DIRECTIONS: The reply must reproduce each line below exactly.

Element data from apps and pages:
= = = =

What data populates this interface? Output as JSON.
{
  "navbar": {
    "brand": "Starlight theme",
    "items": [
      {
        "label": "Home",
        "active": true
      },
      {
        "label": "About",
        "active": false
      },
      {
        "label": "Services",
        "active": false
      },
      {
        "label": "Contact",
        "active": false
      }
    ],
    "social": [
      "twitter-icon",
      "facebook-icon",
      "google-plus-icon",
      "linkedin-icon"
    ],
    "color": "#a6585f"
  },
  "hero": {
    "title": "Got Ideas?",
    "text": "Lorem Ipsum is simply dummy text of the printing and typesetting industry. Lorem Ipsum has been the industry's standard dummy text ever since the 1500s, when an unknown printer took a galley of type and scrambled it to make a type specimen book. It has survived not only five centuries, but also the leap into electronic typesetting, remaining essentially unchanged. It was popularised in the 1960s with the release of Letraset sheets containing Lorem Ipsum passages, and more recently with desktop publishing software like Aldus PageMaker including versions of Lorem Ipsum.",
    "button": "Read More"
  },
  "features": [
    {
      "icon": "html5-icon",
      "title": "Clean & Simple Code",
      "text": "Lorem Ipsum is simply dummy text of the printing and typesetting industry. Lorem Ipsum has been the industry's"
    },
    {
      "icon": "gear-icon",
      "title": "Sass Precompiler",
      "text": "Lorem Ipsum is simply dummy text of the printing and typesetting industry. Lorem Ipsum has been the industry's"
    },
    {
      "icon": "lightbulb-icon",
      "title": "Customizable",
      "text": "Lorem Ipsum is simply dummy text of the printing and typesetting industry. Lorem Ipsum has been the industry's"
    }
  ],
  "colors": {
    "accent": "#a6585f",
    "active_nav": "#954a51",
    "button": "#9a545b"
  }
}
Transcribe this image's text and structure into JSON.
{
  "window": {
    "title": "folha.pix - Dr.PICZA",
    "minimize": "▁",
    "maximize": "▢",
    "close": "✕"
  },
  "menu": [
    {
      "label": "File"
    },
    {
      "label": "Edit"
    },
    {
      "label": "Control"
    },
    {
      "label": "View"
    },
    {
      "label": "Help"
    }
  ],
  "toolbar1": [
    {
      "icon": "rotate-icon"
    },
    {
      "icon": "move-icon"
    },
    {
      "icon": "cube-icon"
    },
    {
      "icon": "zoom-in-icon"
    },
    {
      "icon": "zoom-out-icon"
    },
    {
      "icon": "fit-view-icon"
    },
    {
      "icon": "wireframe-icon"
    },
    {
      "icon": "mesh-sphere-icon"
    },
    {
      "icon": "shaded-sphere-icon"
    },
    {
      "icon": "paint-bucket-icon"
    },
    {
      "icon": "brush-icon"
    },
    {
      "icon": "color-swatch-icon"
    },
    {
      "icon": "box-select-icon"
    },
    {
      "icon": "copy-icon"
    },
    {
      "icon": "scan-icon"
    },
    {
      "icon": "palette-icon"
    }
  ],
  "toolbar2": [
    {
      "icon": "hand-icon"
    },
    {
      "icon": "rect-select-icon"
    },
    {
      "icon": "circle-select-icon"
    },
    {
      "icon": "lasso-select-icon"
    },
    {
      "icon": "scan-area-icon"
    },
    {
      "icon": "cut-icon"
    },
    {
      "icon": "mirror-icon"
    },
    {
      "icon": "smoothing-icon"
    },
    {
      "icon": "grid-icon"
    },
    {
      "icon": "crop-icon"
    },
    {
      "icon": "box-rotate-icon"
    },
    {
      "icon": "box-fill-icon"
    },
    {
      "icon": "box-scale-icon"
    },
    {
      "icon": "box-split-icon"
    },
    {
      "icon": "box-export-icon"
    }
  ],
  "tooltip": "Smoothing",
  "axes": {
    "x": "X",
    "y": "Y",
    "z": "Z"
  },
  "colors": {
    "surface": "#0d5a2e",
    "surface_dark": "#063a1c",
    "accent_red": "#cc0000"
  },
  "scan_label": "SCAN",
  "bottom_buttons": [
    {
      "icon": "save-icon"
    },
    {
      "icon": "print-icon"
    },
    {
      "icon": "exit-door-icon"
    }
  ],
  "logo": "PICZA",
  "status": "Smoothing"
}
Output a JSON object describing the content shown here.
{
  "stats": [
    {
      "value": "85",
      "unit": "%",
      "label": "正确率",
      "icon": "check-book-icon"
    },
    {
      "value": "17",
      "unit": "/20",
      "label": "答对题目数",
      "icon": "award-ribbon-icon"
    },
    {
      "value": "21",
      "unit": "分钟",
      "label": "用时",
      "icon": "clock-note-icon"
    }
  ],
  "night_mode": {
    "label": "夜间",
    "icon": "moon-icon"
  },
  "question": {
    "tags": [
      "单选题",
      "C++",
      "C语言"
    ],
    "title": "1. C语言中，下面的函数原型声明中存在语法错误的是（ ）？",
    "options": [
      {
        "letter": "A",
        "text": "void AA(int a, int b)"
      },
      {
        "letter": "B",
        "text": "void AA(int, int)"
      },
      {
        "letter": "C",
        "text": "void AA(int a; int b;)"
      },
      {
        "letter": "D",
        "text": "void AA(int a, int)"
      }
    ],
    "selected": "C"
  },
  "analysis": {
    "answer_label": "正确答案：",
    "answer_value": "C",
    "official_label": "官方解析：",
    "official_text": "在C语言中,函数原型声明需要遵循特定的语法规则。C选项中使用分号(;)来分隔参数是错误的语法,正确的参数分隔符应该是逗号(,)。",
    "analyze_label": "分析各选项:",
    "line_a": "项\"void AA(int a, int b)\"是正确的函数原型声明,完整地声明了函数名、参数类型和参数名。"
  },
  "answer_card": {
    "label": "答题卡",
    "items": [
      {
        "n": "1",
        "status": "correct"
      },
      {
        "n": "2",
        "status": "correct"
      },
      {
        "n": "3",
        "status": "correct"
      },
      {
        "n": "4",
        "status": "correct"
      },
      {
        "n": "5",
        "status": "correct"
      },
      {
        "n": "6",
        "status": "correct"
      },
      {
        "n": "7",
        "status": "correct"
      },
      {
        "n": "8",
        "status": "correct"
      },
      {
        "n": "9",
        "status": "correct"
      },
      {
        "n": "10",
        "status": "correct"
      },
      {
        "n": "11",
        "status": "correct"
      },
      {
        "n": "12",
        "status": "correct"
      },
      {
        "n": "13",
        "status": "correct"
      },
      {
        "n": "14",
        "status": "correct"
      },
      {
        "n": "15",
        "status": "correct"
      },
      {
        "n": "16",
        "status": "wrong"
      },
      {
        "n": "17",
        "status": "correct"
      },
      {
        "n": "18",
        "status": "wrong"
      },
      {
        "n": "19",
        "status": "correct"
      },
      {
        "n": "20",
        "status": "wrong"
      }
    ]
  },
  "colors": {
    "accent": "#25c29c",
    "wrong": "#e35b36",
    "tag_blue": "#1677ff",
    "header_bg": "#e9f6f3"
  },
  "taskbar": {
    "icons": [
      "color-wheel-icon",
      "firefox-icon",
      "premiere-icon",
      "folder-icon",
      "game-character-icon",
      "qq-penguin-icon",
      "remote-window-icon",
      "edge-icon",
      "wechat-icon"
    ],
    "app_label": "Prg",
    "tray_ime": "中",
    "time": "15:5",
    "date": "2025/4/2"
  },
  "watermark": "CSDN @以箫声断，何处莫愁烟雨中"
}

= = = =

ANSWER BOX:
What data populates this interface? Output as JSON.
{
  "navbar": {
    "brand": "Starlight theme",
    "items": [
      {
        "label": "Home",
        "active": true
      },
      {
        "label": "About",
        "active": false
      },
      {
        "label": "Services",
        "active": false
      },
      {
        "label": "Contact",
        "active": false
      }
    ],
    "social": [
      "twitter-icon",
      "facebook-icon",
      "google-plus-icon",
      "linkedin-icon"
    ],
    "color": "#a6585f"
  },
  "hero": {
    "title": "Got Ideas?",
    "text": "Lorem Ipsum is simply dummy text of the printing and typesetting industry. Lorem Ipsum has been the industry's standard dummy text ever since the 1500s, when an unknown printer took a galley of type and scrambled it to make a type specimen book. It has survived not only five centuries, but also the leap into electronic typesetting, remaining essentially unchanged. It was popularised in the 1960s with the release of Letraset sheets containing Lorem Ipsum passages, and more recently with desktop publishing software like Aldus PageMaker including versions of Lorem Ipsum.",
    "button": "Read More"
  },
  "features": [
    {
      "icon": "html5-icon",
      "title": "Clean & Simple Code",
      "text": "Lorem Ipsum is simply dummy text of the printing and typesetting industry. Lorem Ipsum has been the industry's"
    },
    {
      "icon": "gear-icon",
      "title": "Sass Precompiler",
      "text": "Lorem Ipsum is simply dummy text of the printing and typesetting industry. Lorem Ipsum has been the industry's"
    },
    {
      "icon": "lightbulb-icon",
      "title": "Customizable",
      "text": "Lorem Ipsum is simply dummy text of the printing and typesetting industry. Lorem Ipsum has been the industry's"
    }
  ],
  "colors": {
    "accent": "#a6585f",
    "active_nav": "#954a51",
    "button": "#9a545b"
  }
}
Transcribe this image's text and structure into JSON.
{
  "window": {
    "title": "folha.pix - Dr.PICZA",
    "minimize": "▁",
    "maximize": "▢",
    "close": "✕"
  },
  "menu": [
    {
      "label": "File"
    },
    {
      "label": "Edit"
    },
    {
      "label": "Control"
    },
    {
      "label": "View"
    },
    {
      "label": "Help"
    }
  ],
  "toolbar1": [
    {
      "icon": "rotate-icon"
    },
    {
      "icon": "move-icon"
    },
    {
      "icon": "cube-icon"
    },
    {
      "icon": "zoom-in-icon"
    },
    {
      "icon": "zoom-out-icon"
    },
    {
      "icon": "fit-view-icon"
    },
    {
      "icon": "wireframe-icon"
    },
    {
      "icon": "mesh-sphere-icon"
    },
    {
      "icon": "shaded-sphere-icon"
    },
    {
      "icon": "paint-bucket-icon"
    },
    {
      "icon": "brush-icon"
    },
    {
      "icon": "color-swatch-icon"
    },
    {
      "icon": "box-select-icon"
    },
    {
      "icon": "copy-icon"
    },
    {
      "icon": "scan-icon"
    },
    {
      "icon": "palette-icon"
    }
  ],
  "toolbar2": [
    {
      "icon": "hand-icon"
    },
    {
      "icon": "rect-select-icon"
    },
    {
      "icon": "circle-select-icon"
    },
    {
      "icon": "lasso-select-icon"
    },
    {
      "icon": "scan-area-icon"
    },
    {
      "icon": "cut-icon"
    },
    {
      "icon": "mirror-icon"
    },
    {
      "icon": "smoothing-icon"
    },
    {
      "icon": "grid-icon"
    },
    {
      "icon": "crop-icon"
    },
    {
      "icon": "box-rotate-icon"
    },
    {
      "icon": "box-fill-icon"
    },
    {
      "icon": "box-scale-icon"
    },
    {
      "icon": "box-split-icon"
    },
    {
      "icon": "box-export-icon"
    }
  ],
  "tooltip": "Smoothing",
  "axes": {
    "x": "X",
    "y": "Y",
    "z": "Z"
  },
  "colors": {
    "surface": "#0d5a2e",
    "surface_dark": "#063a1c",
    "accent_red": "#cc0000"
  },
  "scan_label": "SCAN",
  "bottom_buttons": [
    {
      "icon": "save-icon"
    },
    {
      "icon": "print-icon"
    },
    {
      "icon": "exit-door-icon"
    }
  ],
  "logo": "PICZA",
  "status": "Smoothing"
}
Output a JSON object describing the content shown here.
{
  "stats": [
    {
      "value": "85",
      "unit": "%",
      "label": "正确率",
      "icon": "check-book-icon"
    },
    {
      "value": "17",
      "unit": "/20",
      "label": "答对题目数",
      "icon": "award-ribbon-icon"
    },
    {
      "value": "21",
      "unit": "分钟",
      "label": "用时",
      "icon": "clock-note-icon"
    }
  ],
  "night_mode": {
    "label": "夜间",
    "icon": "moon-icon"
  },
  "question": {
    "tags": [
      "单选题",
      "C++",
      "C语言"
    ],
    "title": "1. C语言中，下面的函数原型声明中存在语法错误的是（ ）？",
    "options": [
      {
        "letter": "A",
        "text": "void AA(int a, int b)"
      },
      {
        "letter": "B",
        "text": "void AA(int, int)"
      },
      {
        "letter": "C",
        "text": "void AA(int a; int b;)"
      },
      {
        "letter": "D",
        "text": "void AA(int a, int)"
      }
    ],
    "selected": "C"
  },
  "analysis": {
    "answer_label": "正确答案：",
    "answer_value": "C",
    "official_label": "官方解析：",
    "official_text": "在C语言中,函数原型声明需要遵循特定的语法规则。C选项中使用分号(;)来分隔参数是错误的语法,正确的参数分隔符应该是逗号(,)。",
    "analyze_label": "分析各选项:",
    "line_a": "项\"void AA(int a, int b)\"是正确的函数原型声明,完整地声明了函数名、参数类型和参数名。"
  },
  "answer_card": {
    "label": "答题卡",
    "items": [
      {
        "n": "1",
        "status": "correct"
      },
      {
        "n": "2",
        "status": "correct"
      },
      {
        "n": "3",
        "status": "correct"
      },
      {
        "n": "4",
        "status": "correct"
      },
      {
        "n": "5",
        "status": "correct"
      },
      {
        "n": "6",
        "status": "correct"
      },
      {
        "n": "7",
        "status": "correct"
      },
      {
        "n": "8",
        "status": "correct"
      },
      {
        "n": "9",
        "status": "correct"
      },
      {
        "n": "10",
        "status": "correct"
      },
      {
        "n": "11",
        "status": "correct"
      },
      {
        "n": "12",
        "status": "correct"
      },
      {
        "n": "13",
        "status": "correct"
      },
      {
        "n": "14",
        "status": "correct"
      },
      {
        "n": "15",
        "status": "correct"
      },
      {
        "n": "16",
        "status": "wrong"
      },
      {
        "n": "17",
        "status": "correct"
      },
      {
        "n": "18",
        "status": "wrong"
      },
      {
        "n": "19",
        "status": "correct"
      },
      {
        "n": "20",
        "status": "wrong"
      }
    ]
  },
  "colors": {
    "accent": "#25c29c",
    "wrong": "#e35b36",
    "tag_blue": "#1677ff",
    "header_bg": "#e9f6f3"
  },
  "taskbar": {
    "icons": [
      "color-wheel-icon",
      "firefox-icon",
      "premiere-icon",
      "folder-icon",
      "game-character-icon",
      "qq-penguin-icon",
      "remote-window-icon",
      "edge-icon",
      "wechat-icon"
    ],
    "app_label": "Prg",
    "tray_ime": "中",
    "time": "15:5",
    "date": "2025/4/2"
  },
  "watermark": "CSDN @以箫声断，何处莫愁烟雨中"
}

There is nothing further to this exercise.